As I continue to research for our frugal European vacation in 2010, I’ve come across a new dilemma: what should we do about money overseas?
We’ve decided to carry only a limited amount of cash. Not only are currency conversion fees really high at banks and other institutions (at ATMs we could end up paying 10% or more once you tack on all the fees), but I don’t feel secure keeping a lot of cash on me in a foreign country. So we’ll probably convert about $500USD to Euros and GDP before the trip just in case we need a little cash and carry only a little with us at a time.
Instead of using cashing, we’re looking into other options. Here’s what we’ve learned:
Our checking accounts are through Wachovia, and our debit cards are Visa. Since Visa is widely accepted in Europe, I thought this would be our best option. But then I learned about the transaction fees. We’d pay a 2% foreign transaction fee to Wachovia, another 1-2% to Visa, plus flat transaction fees for ATM withdrawals. I also read something vague about additional fees to convert the money from foreign currency to US dollars. Um, no thanks.
If we moved our travel money to an ING checking account, it’s the same deal.
There are also security issues with a debit card. Our entire account could be wiped out, and it could take up to 2 weeks for the money to be replaced by fraud protection. That’s a hassle I’d rather not deal with on vacation.
Pre-paid debit cards
We briefly considered a pre-paid Visa card. I don’t know why we did, because it’s a pretty dumb idea. If we fully loaded the card with the maximum of $1500, the flat fees just to purchase the card are about 2.5%. (If we were only putting $100 on the card, it’s close to 33% in fees upfront.) On top of that, there is a foreign transaction fee of 3%. Not happening.
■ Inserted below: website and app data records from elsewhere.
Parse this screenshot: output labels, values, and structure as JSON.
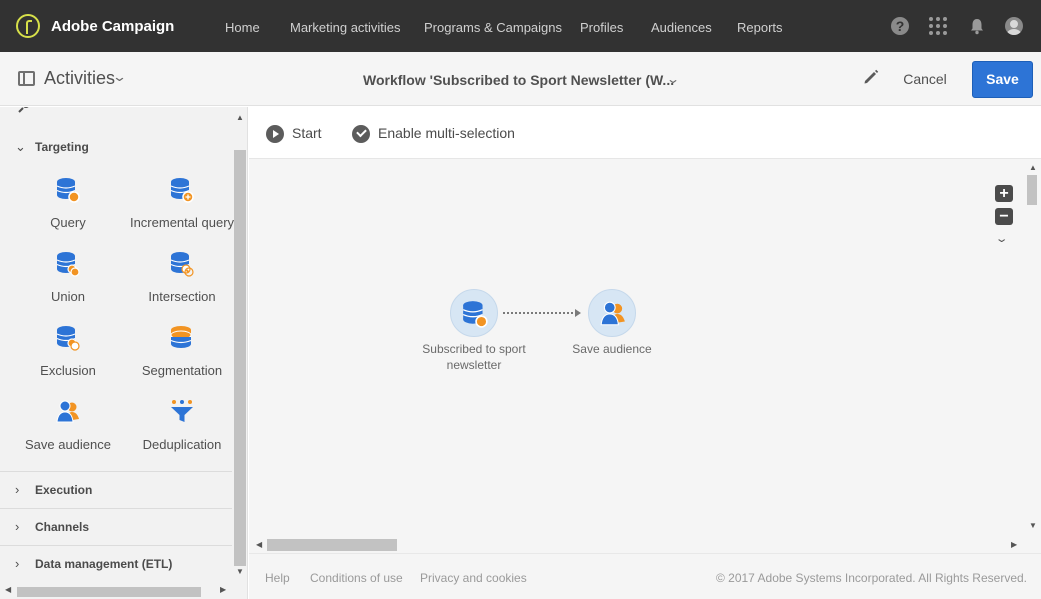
{
  "app": {
    "brand": "Adobe Campaign",
    "nav": [
      "Home",
      "Marketing activities",
      "Programs & Campaigns",
      "Profiles",
      "Audiences",
      "Reports"
    ],
    "icons": [
      "help-icon",
      "apps-icon",
      "bell-icon",
      "avatar-icon"
    ]
  },
  "header": {
    "panel_title": "Activities",
    "workflow_title": "Workflow 'Subscribed to Sport Newsletter (W...",
    "cancel_label": "Cancel",
    "save_label": "Save",
    "accent_color": "#2d74d6"
  },
  "sidebar": {
    "sections": [
      {
        "label": "Targeting",
        "expanded": true,
        "tiles": [
          {
            "label": "Query",
            "icon": "query-icon"
          },
          {
            "label": "Incremental query",
            "icon": "incremental-query-icon"
          },
          {
            "label": "Union",
            "icon": "union-icon"
          },
          {
            "label": "Intersection",
            "icon": "intersection-icon"
          },
          {
            "label": "Exclusion",
            "icon": "exclusion-icon"
          },
          {
            "label": "Segmentation",
            "icon": "segmentation-icon"
          },
          {
            "label": "Save audience",
            "icon": "save-audience-icon"
          },
          {
            "label": "Deduplication",
            "icon": "deduplication-icon"
          }
        ]
      },
      {
        "label": "Execution",
        "expanded": false
      },
      {
        "label": "Channels",
        "expanded": false
      },
      {
        "label": "Data management (ETL)",
        "expanded": false
      }
    ]
  },
  "toolbar": {
    "start_label": "Start",
    "multi_label": "Enable multi-selection"
  },
  "workflow": {
    "nodes": [
      {
        "label": "Subscribed to sport newsletter",
        "icon": "query-icon"
      },
      {
        "label": "Save audience",
        "icon": "save-audience-icon"
      }
    ]
  },
  "footer": {
    "links": [
      "Help",
      "Conditions of use",
      "Privacy and cookies"
    ],
    "copyright": "© 2017 Adobe Systems Incorporated. All Rights Reserved."
  }
}
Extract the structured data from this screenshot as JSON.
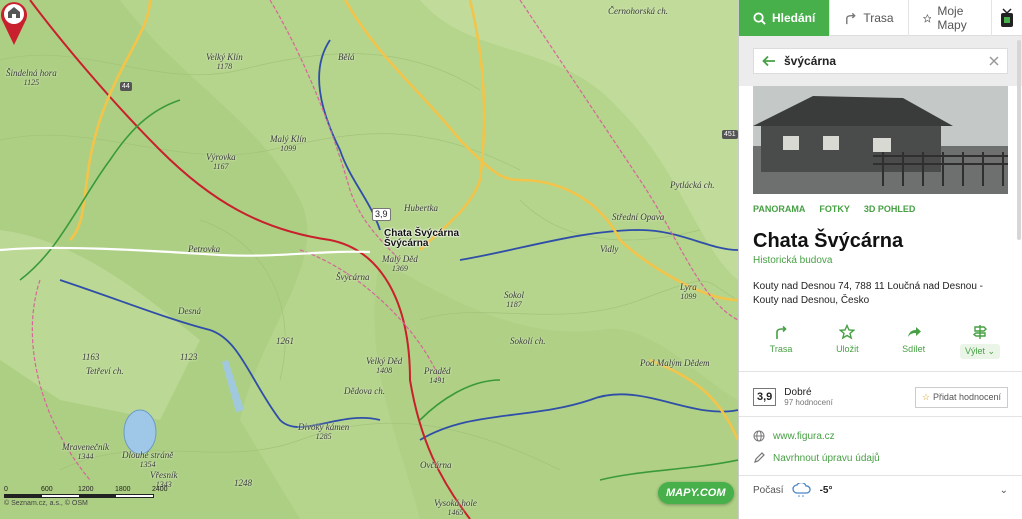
{
  "panel": {
    "tabs": [
      {
        "label": "Hledání",
        "icon": "search-icon",
        "active": true
      },
      {
        "label": "Trasa",
        "icon": "route-icon",
        "active": false
      },
      {
        "label": "Moje Mapy",
        "icon": "star-icon",
        "active": false
      }
    ],
    "search": {
      "value": "švýcárna",
      "placeholder": ""
    },
    "media_tabs": [
      "PANORAMA",
      "FOTKY",
      "3D POHLED"
    ],
    "poi": {
      "title": "Chata Švýcárna",
      "category": "Historická budova",
      "address_line1": "Kouty nad Desnou 74, 788 11 Loučná nad Desnou -",
      "address_line2": "Kouty nad Desnou, Česko"
    },
    "actions": [
      {
        "label": "Trasa",
        "icon": "route-icon"
      },
      {
        "label": "Uložit",
        "icon": "star-icon"
      },
      {
        "label": "Sdílet",
        "icon": "share-icon"
      },
      {
        "label": "Výlet",
        "icon": "signpost-icon"
      }
    ],
    "rating": {
      "score": "3,9",
      "label": "Dobré",
      "count": "97 hodnocení",
      "add_label": "Přidat hodnocení"
    },
    "website": "www.figura.cz",
    "suggest_edit": "Navrhnout úpravu údajů",
    "weather": {
      "label": "Počasí",
      "temp": "-5°"
    }
  },
  "map": {
    "marker": {
      "rating": "3,9",
      "name_line1": "Chata Švýcárna",
      "name_line2": "Švýcárna"
    },
    "logo": "MAPY.COM",
    "scale": {
      "ticks": [
        "0",
        "600",
        "1200",
        "1800",
        "2400"
      ],
      "copyright": "© Seznam.cz, a.s., © OSM"
    },
    "labels": [
      {
        "text": "Šindelná hora",
        "elev": "1125"
      },
      {
        "text": "Velký Klín",
        "elev": "1178"
      },
      {
        "text": "Malý Klín",
        "elev": "1099"
      },
      {
        "text": "Výrovka",
        "elev": "1167"
      },
      {
        "text": "Bělá",
        "elev": ""
      },
      {
        "text": "Černohorská ch.",
        "elev": ""
      },
      {
        "text": "Hubertka",
        "elev": ""
      },
      {
        "text": "Malý Děd",
        "elev": "1369"
      },
      {
        "text": "Švýcárna",
        "elev": ""
      },
      {
        "text": "Petrovka",
        "elev": ""
      },
      {
        "text": "Vidly",
        "elev": ""
      },
      {
        "text": "Sokol",
        "elev": "1187"
      },
      {
        "text": "Lyra",
        "elev": "1099"
      },
      {
        "text": "Sokolí ch.",
        "elev": ""
      },
      {
        "text": "Velký Děd",
        "elev": "1408"
      },
      {
        "text": "Dědova ch.",
        "elev": ""
      },
      {
        "text": "Praděd",
        "elev": "1491"
      },
      {
        "text": "Divoký kámen",
        "elev": "1285"
      },
      {
        "text": "Ovčárna",
        "elev": ""
      },
      {
        "text": "Vysoká hole",
        "elev": "1465"
      },
      {
        "text": "Mravenečník",
        "elev": "1344"
      },
      {
        "text": "Dlouhé stráně",
        "elev": "1354"
      },
      {
        "text": "Vřesník",
        "elev": "1343"
      },
      {
        "text": "Tetřeví ch.",
        "elev": ""
      },
      {
        "text": "Pytlácká ch.",
        "elev": ""
      },
      {
        "text": "Střední Opava",
        "elev": ""
      },
      {
        "text": "Desná",
        "elev": ""
      },
      {
        "text": "Pod Malým Dědem",
        "elev": ""
      }
    ],
    "numbers": [
      "1163",
      "1123",
      "1261",
      "1248",
      "44",
      "451"
    ]
  },
  "colors": {
    "accent": "#47b04b",
    "link": "#47a044",
    "map_bg": "#b9d58f"
  }
}
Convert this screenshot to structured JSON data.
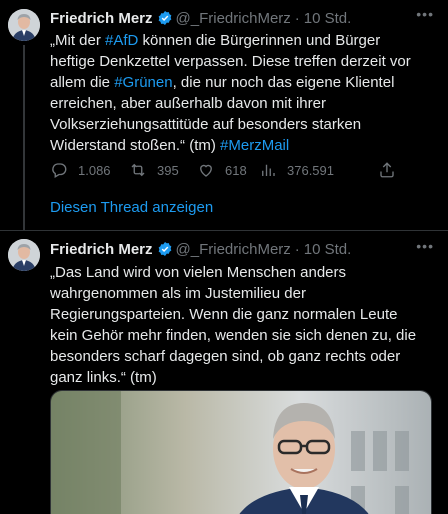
{
  "tweet1": {
    "name": "Friedrich Merz",
    "handle": "@_FriedrichMerz",
    "separator": "·",
    "time": "10 Std.",
    "text_lines": [
      [
        "„Mit der ",
        "#AfD",
        " können die Bürgerinnen und Bürger"
      ],
      [
        "heftige Denkzettel verpassen. Diese treffen derzeit vor"
      ],
      [
        "allem die ",
        "#Grünen",
        ", die nur noch das eigene Klientel"
      ],
      [
        "erreichen, aber außerhalb davon mit ihrer"
      ],
      [
        "Volkserziehungsattitüde auf besonders starken"
      ],
      [
        "Widerstand stoßen.“ (tm) ",
        "#MerzMail"
      ]
    ],
    "stats": {
      "replies": "1.086",
      "retweets": "395",
      "likes": "618",
      "views": "376.591"
    },
    "thread_link": "Diesen Thread anzeigen"
  },
  "tweet2": {
    "name": "Friedrich Merz",
    "handle": "@_FriedrichMerz",
    "separator": "·",
    "time": "10 Std.",
    "text_lines": [
      "„Das Land wird von vielen Menschen anders",
      "wahrgenommen als im Justemilieu der",
      "Regierungsparteien. Wenn die ganz normalen Leute",
      "kein Gehör mehr finden, wenden sie sich denen zu, die",
      "besonders scharf dagegen sind, ob ganz rechts oder",
      "ganz links.“ (tm)"
    ]
  },
  "colors": {
    "background": "#000000",
    "text": "#e7e9ea",
    "muted": "#71767b",
    "accent": "#1d9bf0",
    "border": "#2f3336"
  },
  "icons": {
    "verified": "verified-badge-icon",
    "reply": "reply-icon",
    "retweet": "retweet-icon",
    "like": "heart-icon",
    "views": "views-icon",
    "share": "share-icon",
    "more": "more-icon"
  }
}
Travelers checks spend like cash with added security. You sign the check, hand it over, and receive cash back in change. They’re also widely accepted in Europe. I’ve been unable to get a clear answer on whether there are transaction fees, though. I found something vague about “commission fees,” but no clear numbers. They also seem like a pain in the butt to use, and would most likely result in carrying more cash than we’re comfortable carrying.
We currently have an American Express card and a Bank of America Visa card with no balances. Our Bank of America credit card would work just like our Wachovia debit card — 3% to the bank and 1% to Visa. Ugh. American Express is a little better. We’d end up paying just 2.7% total. Unfortunately, American Express may not be as widely accepted. We could take out cash as needed, but credit card ATM fees are incredibly high.
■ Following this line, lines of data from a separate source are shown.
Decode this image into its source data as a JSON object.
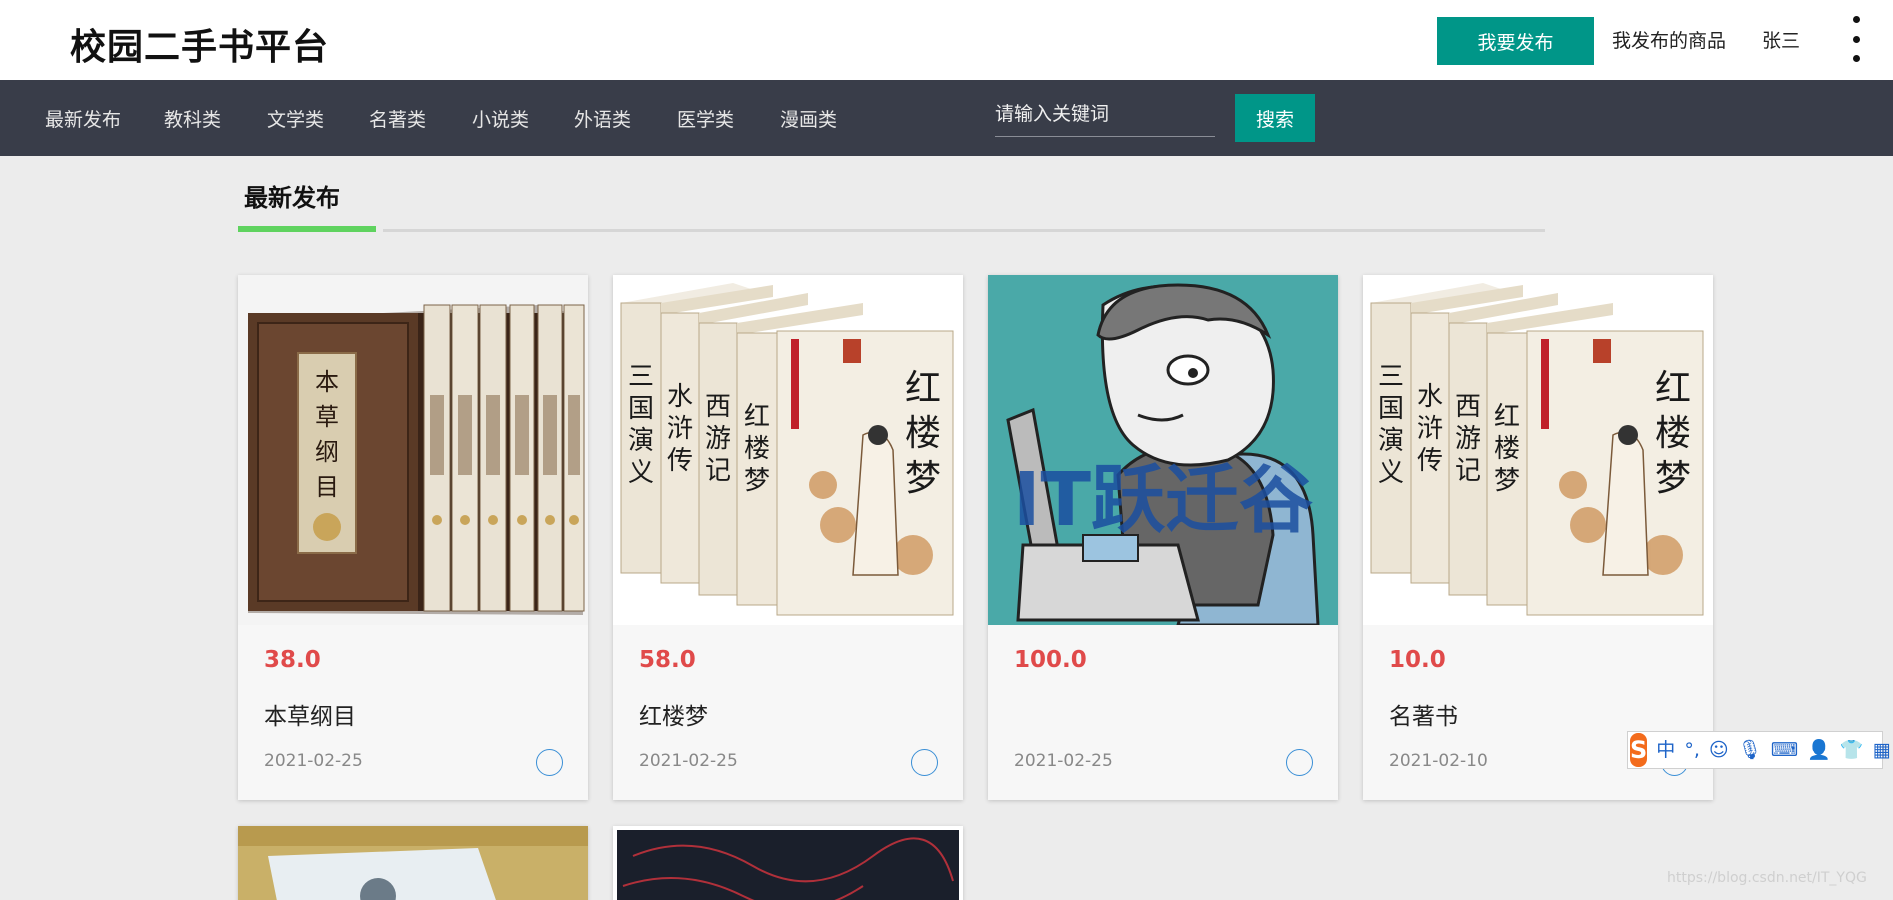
{
  "header": {
    "logo": "校园二手书平台",
    "publish_label": "我要发布",
    "my_goods_label": "我发布的商品",
    "username": "张三"
  },
  "nav": {
    "items": [
      "最新发布",
      "教科类",
      "文学类",
      "名著类",
      "小说类",
      "外语类",
      "医学类",
      "漫画类"
    ],
    "search_placeholder": "请输入关键词",
    "search_label": "搜索"
  },
  "section": {
    "title": "最新发布"
  },
  "books": [
    {
      "price": "38.0",
      "title": "本草纲目",
      "date": "2021-02-25"
    },
    {
      "price": "58.0",
      "title": "红楼梦",
      "date": "2021-02-25"
    },
    {
      "price": "100.0",
      "title": "",
      "date": "2021-02-25",
      "image_text": "IT跃迁谷"
    },
    {
      "price": "10.0",
      "title": "名著书",
      "date": "2021-02-10"
    }
  ],
  "ime": {
    "logo": "S",
    "mode": "中",
    "punct": "°,"
  },
  "watermark": "https://blog.csdn.net/IT_YQG",
  "colors": {
    "accent": "#009688",
    "nav_bg": "#393d49",
    "price": "#e04a4a",
    "underline": "#5fd35f"
  }
}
Apparently, Capital One is the only credit card that currently does not charge any foreign transaction fees. They even waive the fee that would be charged by Visa, so we’d end up paying no fees at all. As of now, I feel like it might be worth opening another credit card to save $100-$200 in fees. As long as we pay it off immediately after our trip, it shouldn’t have any negative effects on our credit scores or interest.
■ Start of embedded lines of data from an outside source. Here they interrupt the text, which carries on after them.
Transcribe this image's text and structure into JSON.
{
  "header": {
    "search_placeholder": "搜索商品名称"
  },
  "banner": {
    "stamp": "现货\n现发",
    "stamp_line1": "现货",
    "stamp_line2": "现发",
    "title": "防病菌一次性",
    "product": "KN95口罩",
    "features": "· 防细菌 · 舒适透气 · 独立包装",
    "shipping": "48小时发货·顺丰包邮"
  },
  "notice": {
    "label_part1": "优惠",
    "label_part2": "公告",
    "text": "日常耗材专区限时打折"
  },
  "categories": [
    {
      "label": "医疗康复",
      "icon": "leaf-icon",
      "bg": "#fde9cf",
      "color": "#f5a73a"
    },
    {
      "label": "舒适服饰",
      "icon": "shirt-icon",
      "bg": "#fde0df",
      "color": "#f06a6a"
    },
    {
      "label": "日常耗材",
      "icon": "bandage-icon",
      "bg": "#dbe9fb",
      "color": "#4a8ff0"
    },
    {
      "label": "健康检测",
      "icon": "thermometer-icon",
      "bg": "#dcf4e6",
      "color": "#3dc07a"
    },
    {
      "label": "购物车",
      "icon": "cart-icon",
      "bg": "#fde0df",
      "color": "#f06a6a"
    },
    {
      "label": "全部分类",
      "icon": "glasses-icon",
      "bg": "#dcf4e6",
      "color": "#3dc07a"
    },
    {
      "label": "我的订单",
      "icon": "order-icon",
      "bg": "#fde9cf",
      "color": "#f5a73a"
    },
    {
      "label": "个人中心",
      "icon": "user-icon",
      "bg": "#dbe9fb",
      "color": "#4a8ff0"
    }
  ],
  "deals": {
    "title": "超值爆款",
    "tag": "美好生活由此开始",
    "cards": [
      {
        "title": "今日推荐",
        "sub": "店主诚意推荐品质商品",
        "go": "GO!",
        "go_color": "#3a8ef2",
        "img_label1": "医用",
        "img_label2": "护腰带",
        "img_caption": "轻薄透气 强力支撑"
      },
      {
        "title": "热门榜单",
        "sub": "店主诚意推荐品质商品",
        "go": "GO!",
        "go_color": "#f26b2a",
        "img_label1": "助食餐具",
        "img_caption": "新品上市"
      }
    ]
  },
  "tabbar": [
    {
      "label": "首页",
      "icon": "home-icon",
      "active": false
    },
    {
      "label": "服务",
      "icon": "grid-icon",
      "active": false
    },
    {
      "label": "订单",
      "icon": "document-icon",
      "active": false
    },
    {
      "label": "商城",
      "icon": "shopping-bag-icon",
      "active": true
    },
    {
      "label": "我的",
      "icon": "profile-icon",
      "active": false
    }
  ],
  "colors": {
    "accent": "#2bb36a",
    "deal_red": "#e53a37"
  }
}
What do you think? Should I suck it up and add the transaction fees into our budget, or increase our credit line with another credit card that we’ll never use after the trip?